Evening at the Warbonnet and Other Plays
by Bruce King, 2007
The five plays in this collection by Bruce King offer a ride into an American Indian twilight zone that the author has been exploring for much of his career. The abnormal, often surreal settings of these plays provide a backdrop for his observations on the eternal struggle between good and evil and the challenge of living the proper Indian way. From the barbaric, drug-drenched trenches of Vietnam, to a supernaturally challenged Indian home on an Indian reservation, to the hip, familiar sounds and smells of an Indian bar located just this side of the other side, we hear the voice of a moralist who knows all too well how easy it is not to live up to the prescribed code because he himself has been there and done it all.
$18 paper; ISBN 978-0-935626-60-3
A noted playwright, screenplay writer, and artist, BRUCE KING’s work has been performed across the United States and in Canada.
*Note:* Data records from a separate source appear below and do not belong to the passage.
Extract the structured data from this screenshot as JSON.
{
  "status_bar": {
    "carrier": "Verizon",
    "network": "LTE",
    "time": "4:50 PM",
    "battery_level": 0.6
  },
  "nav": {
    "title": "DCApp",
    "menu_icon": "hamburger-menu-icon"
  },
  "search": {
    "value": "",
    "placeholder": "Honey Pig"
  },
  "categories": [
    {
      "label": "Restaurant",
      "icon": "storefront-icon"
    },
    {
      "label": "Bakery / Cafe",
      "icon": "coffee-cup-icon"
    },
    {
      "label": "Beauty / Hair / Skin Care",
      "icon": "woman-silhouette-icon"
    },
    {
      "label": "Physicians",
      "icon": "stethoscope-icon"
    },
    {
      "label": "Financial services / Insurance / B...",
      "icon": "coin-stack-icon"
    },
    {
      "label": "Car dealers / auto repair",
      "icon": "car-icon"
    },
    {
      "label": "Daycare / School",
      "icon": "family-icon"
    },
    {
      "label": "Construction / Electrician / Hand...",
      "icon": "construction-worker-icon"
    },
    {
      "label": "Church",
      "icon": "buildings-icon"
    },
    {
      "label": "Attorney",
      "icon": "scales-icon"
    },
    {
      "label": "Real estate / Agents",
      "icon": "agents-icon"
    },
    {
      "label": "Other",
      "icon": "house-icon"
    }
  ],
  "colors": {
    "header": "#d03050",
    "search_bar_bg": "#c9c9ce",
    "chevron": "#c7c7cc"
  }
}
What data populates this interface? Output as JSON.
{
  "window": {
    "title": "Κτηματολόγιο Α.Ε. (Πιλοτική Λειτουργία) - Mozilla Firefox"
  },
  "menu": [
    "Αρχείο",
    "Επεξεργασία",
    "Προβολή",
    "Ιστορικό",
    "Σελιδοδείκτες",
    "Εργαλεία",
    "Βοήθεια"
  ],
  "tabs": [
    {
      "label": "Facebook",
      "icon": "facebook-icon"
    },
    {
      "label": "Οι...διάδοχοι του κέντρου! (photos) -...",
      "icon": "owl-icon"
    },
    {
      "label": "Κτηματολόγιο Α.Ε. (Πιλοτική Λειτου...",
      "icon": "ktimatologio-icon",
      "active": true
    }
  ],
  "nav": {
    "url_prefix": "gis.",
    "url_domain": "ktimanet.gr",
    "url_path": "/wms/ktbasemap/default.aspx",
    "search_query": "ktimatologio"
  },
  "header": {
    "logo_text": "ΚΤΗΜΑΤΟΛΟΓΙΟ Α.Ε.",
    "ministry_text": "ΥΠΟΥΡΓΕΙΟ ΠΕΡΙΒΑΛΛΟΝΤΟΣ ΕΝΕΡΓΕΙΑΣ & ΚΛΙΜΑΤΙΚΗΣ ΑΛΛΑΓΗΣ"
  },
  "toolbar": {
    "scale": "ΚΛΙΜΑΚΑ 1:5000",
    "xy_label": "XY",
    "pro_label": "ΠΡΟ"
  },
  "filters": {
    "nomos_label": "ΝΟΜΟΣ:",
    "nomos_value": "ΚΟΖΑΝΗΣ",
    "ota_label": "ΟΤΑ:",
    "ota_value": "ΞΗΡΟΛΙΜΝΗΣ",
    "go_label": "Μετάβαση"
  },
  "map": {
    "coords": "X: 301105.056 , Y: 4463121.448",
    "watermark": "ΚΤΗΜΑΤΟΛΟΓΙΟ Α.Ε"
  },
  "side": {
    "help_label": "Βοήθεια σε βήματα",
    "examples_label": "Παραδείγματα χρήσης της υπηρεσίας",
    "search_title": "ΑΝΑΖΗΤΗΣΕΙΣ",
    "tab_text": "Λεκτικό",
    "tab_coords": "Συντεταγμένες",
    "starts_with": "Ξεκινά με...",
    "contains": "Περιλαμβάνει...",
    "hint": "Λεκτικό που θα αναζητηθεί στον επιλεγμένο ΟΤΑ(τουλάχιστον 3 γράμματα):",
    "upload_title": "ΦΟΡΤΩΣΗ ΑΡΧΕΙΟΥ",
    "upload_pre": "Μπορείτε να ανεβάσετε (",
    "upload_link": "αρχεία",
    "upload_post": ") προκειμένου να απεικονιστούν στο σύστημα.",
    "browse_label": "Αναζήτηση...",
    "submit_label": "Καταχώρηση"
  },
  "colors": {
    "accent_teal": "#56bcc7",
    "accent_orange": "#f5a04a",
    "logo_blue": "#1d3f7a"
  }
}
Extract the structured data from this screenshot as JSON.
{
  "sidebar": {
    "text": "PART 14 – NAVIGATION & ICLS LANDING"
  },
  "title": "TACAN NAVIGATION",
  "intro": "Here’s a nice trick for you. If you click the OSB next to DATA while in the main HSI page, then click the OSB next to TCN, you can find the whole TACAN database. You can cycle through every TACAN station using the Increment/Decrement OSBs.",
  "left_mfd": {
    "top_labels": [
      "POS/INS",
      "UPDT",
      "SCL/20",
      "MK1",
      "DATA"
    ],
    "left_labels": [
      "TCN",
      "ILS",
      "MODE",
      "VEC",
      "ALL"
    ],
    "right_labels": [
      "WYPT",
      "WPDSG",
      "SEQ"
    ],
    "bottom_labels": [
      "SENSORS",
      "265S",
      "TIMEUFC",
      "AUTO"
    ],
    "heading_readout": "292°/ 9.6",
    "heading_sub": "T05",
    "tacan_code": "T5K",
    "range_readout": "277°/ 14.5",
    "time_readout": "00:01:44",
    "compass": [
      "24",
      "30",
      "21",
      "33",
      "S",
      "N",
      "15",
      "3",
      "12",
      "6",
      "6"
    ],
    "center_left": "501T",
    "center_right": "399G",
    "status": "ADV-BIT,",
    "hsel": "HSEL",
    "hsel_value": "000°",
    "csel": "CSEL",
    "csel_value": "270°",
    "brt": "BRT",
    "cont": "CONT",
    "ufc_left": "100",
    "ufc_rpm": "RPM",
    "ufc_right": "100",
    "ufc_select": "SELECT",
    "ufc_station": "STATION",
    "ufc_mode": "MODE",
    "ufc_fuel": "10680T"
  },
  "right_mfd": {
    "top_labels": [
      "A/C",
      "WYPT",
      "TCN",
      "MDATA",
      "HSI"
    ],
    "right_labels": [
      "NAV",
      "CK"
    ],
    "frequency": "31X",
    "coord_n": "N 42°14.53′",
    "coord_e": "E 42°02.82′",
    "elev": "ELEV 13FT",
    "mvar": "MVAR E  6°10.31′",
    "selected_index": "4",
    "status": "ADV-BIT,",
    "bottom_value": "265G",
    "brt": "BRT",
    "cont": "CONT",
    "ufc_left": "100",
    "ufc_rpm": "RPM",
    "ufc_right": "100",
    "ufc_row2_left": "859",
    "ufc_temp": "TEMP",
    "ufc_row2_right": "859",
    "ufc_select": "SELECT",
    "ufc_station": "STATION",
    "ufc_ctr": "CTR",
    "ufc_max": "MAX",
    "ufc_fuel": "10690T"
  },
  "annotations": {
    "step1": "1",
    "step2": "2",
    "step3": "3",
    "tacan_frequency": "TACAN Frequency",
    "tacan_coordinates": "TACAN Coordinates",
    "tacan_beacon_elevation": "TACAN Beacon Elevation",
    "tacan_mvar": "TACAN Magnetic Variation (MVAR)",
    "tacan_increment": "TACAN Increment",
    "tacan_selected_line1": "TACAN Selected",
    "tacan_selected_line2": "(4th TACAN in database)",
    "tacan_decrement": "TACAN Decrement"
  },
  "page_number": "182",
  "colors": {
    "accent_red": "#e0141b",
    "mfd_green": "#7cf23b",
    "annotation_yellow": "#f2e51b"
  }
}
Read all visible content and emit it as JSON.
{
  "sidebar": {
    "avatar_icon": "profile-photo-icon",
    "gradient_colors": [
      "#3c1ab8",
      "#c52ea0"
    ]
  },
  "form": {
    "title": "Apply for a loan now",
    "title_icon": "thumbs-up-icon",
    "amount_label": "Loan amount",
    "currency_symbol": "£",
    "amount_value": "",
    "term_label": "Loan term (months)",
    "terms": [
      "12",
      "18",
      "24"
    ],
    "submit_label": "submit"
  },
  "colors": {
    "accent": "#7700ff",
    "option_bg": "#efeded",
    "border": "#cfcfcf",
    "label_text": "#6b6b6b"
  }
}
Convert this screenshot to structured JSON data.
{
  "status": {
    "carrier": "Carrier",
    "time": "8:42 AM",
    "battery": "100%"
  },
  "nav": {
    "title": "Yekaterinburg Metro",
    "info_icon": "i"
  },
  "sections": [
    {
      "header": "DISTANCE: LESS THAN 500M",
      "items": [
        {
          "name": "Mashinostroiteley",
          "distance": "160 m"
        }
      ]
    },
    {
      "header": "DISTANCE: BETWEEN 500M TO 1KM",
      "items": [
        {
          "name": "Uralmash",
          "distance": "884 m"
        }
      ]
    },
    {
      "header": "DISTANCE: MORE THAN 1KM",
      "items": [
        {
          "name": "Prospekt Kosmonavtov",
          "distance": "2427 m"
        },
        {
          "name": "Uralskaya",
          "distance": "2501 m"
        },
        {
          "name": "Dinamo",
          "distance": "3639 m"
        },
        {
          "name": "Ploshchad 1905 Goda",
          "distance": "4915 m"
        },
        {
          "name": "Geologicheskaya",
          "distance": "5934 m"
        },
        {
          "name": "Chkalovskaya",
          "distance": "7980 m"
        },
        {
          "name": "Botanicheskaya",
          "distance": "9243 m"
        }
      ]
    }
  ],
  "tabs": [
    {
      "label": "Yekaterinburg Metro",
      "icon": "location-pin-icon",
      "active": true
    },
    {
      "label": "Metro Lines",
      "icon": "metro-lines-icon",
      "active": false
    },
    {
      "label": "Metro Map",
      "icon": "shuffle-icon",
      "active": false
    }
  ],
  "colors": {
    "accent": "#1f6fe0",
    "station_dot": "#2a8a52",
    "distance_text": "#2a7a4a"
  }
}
His plays have been staged primarily in Native American and Canadian Native communities, but also in New York at Café La Mama and the Westside MainStage. King is currently employed with the WarDancer Film Group, a production company. He previously taught theater and theater production at the Institute of American Indian Arts in Santa Fe.
In addition to directing several of his own plays, King has staged pieces for the Institute of American Indian Arts, the Santa Fe Performing Arts Academy, the Armory for the Arts, and the Native American Center for the Living Arts. He has also served as the artistic director of IAIA Players, Indian Time Theater, and the Echo-Hawk Theatre Ensemble. In recent years, King has worked extensively with Haskell Indian Nations University’s Thunderbird Theatre and Pat Melody’s drama program.
King is a veteran of the Vietnam War, having served three years in the United States Army. He attended Northwestern University, the University of Illinois, NAES College in Chicago, the Institute of American Indian Arts, and Santa Fe Community College. A Sundance Institute fellow, King is member of the Turtle Clan, Hodenausaunee-Oneida Nation, Oneida, Wisconsin, a nation of the Iroquois Confederacy.
HANAY GEIOGAMAH is a professor in the UCLA School of Theater, Film and Television and is the founding director of Project HOOP (Honoring Our Origins and People through Native Theater, Education, and Community Development).